The plot is indeed as described: a Mexican gangster boss offers a huge reward for the head of the man who impregnated his daughter, prompting hitmen to scour Mexico. Warren Oates plays a hard-at-heel pianist and bar manager Bennie who picks up the conversation in a bar, and smells a big payday. He gets himself hired by the American hitmen chasing the vanished lothario. Bennie’s girlfriend, who has had a thing with said Alfredo, knows that in fact the unlucky gigolo is already dead and buried. The bulk of the movie comprises a road trip into hell, in which Oates’ greed strips him of everything and everyone.
So far so good. Why did it bomb at the time? The script is a collection of action movie cliches from start to finish – from the titular line itself to the final confrontation. The pace is often slow, yet crucial sequences are often rushed through so the storytelling can get confused. Oates’ character Bennie is deeply unlikeable, a series of shrugs and mutterings in seventies anti-hero style. There are no other characters to speak of, except his girlfriend whose talk of domestic bliss and making of picnics strikes a jarring tone in the relentlessly macho world of the film. Everyone else, from Kris Kristofferson who has a cameo as an aggressive biker, to a succession of swarthy men with moustaches and guns, gets to move the story along without engaging the audience.

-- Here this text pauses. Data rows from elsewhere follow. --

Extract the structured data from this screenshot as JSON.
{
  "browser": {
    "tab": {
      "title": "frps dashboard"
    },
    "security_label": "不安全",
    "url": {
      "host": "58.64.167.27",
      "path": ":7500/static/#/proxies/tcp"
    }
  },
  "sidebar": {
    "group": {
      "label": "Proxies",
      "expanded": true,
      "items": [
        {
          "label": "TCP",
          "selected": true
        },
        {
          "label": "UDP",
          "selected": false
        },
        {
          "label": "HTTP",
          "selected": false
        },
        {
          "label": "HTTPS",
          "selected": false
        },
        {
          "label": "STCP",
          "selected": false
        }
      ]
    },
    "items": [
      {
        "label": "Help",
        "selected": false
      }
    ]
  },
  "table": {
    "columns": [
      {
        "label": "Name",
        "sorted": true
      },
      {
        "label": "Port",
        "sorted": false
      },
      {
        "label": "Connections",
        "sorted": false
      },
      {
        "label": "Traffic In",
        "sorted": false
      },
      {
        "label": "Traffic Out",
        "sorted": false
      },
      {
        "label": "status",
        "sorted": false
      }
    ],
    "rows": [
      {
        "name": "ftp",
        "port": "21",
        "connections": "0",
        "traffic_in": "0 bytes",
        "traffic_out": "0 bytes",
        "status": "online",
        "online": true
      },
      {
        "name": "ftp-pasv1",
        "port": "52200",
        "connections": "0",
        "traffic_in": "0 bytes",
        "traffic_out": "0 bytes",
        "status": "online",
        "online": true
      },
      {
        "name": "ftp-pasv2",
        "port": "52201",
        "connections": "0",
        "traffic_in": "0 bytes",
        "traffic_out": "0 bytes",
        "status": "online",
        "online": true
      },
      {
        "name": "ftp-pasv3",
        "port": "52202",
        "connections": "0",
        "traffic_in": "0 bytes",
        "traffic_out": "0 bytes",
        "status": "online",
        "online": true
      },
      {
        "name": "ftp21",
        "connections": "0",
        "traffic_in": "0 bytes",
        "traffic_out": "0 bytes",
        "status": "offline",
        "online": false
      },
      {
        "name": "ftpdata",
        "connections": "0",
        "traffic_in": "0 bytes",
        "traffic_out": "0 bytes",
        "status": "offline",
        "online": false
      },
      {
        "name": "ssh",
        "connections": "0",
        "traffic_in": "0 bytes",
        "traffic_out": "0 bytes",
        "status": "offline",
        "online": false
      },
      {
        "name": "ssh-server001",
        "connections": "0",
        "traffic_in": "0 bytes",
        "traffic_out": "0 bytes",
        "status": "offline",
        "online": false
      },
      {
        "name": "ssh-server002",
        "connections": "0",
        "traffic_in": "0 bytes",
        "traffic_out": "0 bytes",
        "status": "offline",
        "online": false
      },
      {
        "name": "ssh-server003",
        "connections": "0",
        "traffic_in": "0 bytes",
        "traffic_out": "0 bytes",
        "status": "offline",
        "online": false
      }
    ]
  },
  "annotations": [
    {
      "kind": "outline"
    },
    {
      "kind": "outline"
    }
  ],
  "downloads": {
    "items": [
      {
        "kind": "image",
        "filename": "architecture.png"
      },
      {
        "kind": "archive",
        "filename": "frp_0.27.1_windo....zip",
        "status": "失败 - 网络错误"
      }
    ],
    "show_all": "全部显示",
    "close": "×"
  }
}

So why the fuss? Oates is an anti-hero, in an anti-movie. The road trip brings no wisdom, it pushes Oates to the edge of madness. Fuelled by booze and sun, Bennie spends much of the last act talking to Alfredo’s head beside him on the passenger seat. The slam-bang editing allows Peckinpah to pull off scenes that have a wierd dream-like power: a roadside shoot-out is paused while everyone involved waves at a passing tourist bus. Bennie at one point wakes in Garcia’s grave, and we’re as unsure as he is for some minutes what has happened.
Then there’s the look. Bennie’s white suit becomes progressively dirtier as he is literally pushed deeper into the filth with every act. The Mexican settings recall Leone’s spaghetti western visuals. The Americans have eye-poppingly mid-seventies suits with lapels and ties that hurt the eyes. Hotel rooms are a riot of beige and smoked glass. Oates’ boat-like car is from the same Detroit production line as Hunter S Thompson’s Great White While.
With its b-movie script, unforgiving violence and seventies vibes there is no question that Quentin Tarentino, amongst many others, has had his finger on the pause button here. Alfredo Garcia is not a particularly easy watch, but as an exemplar of the bitter cynicism of the mid-seventies its hard to beat. Peckinpah can’t resist Nixon’s image (on the cover of Time) making an appearance. Hmm. Good time to watch it if you haven’t.
Might appeal to people who enjoyed:
Tarantino and Rodriguez, Easy Rider, Vanishing Point, Two Lane Blacktop and all those seventies road movies